Press release: Julius Upmeier zu Belzen is winner of the Falling Walls Lab Adlershof competition. The master’s student at the BIH Digital Health Center impressed the jury with his work on biomedical AI

“Breaking the Wall of…” is the challenge that the Falling Walls Lab has posed to young scientists and entrepreneurs in about 100 cities around the world. The aim is to promote exceptional ideas and to connect promising scientists and entrepreneurs from all fields on a global level. Participants get the opportunity to present their research work, business model, or innovative ideas to peers and a high-caliber jury in a three-minute pitch. The winners of the local Falling Walls Lab competitions will travel to the Lab Finale in Berlin and can attend the Falling Walls Conference.
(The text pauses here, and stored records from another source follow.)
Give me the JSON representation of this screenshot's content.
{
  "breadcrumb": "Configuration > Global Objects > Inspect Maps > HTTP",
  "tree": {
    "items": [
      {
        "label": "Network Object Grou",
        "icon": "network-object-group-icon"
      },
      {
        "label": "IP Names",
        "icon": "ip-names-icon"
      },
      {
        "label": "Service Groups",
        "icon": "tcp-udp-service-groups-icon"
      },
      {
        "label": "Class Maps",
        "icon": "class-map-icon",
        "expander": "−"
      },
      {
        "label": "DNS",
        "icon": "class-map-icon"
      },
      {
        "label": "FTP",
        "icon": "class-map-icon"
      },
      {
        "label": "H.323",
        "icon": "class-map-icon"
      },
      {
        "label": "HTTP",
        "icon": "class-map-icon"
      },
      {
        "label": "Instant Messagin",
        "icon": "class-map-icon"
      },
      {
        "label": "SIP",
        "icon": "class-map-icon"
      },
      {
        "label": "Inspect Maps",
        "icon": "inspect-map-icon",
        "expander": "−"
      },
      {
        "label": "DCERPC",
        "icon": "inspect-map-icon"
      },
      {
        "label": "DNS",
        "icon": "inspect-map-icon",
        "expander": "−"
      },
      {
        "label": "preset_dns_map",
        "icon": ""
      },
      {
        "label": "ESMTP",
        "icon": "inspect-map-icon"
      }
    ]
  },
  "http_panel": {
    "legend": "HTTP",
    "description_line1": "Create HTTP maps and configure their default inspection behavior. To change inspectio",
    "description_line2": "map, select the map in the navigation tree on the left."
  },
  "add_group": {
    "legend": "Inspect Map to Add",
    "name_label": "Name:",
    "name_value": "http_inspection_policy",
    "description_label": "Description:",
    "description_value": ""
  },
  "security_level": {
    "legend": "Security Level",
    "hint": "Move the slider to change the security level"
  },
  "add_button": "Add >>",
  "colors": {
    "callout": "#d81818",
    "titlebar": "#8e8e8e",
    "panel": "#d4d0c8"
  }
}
Julius Upmeier zu Belzen impressed the Falling Walls Lab Adlershof’s jury members with his presentation on “Breaking the Wall of Black Boxes in Biomedical AI.” In his project, artificial intelligence helps to predict the functions of proteins. “Unfortunately, the rules that the AI uses to make its predictions usually remain a mystery, causing the artificial intelligence to be a black box,” explains Julius Upmeier zu Belzen. “But we discovered a trick to unravel the AI’s secrets.” His team at the Berlin Institute of Health (BIH) and at Heidelberg University employs a method known as sensitivity analysis, with which the young scientists can figuratively look over the shoulder of the AI as it does its work (see also: https://www.bihealth.org/en/notices/press-release-what-artificial-intelligence-can-teach-us-about-proteins/). “This is quite fortunate, because the computer’s precise knowledge about proteins is highly valuable for the research and development of new agents,” says Professor Roland Eils, founding director of the BIH Digital Health Center and mentor of Julius Upmeier zu Belzen.

Julius Upmeier zu Belzen edged out 13 other presenters, who on September 27 showcased their forward-looking ideas in three-minute pitches. Second place went to Dr. Anna Katharina Pikos from Leibniz University Hannover, with “Breaking the Wall of Gender Gaps,” and third to Benjamin Herzog from the Berlin biotech start-up Solaga, with “Breaking the Wall of Sustainable Air Cleaning.”

By taking first place, Julius Upmeier zu Belzen will now go up against some 100 other Lab winners from around the world in the Falling Walls Lab Finale, which will be held in Berlin on November 8. In addition, he can participate in the Falling Walls Conference on November 9. “That is a really great prize,” says the young biologist in anticipation of the event. Julius Upmeier zu Belzen will also be presenting his work on November 7 at the Future Medicine Conference, which is organized by the BIH and the Tagesspiegel (http://bit.ly/futuremed19).

The north German regional competition was once again hosted by the Federal Institute for Materials Research and Testing (BAM) and the Joint Initiative of Non-University Research Institutes Adlershof (IGAFA) on behalf of the Falling Walls Foundation. With some 30 presenters, Falling Walls Lab Adlershof was also in 2019 the most successful Lab competition in Germany.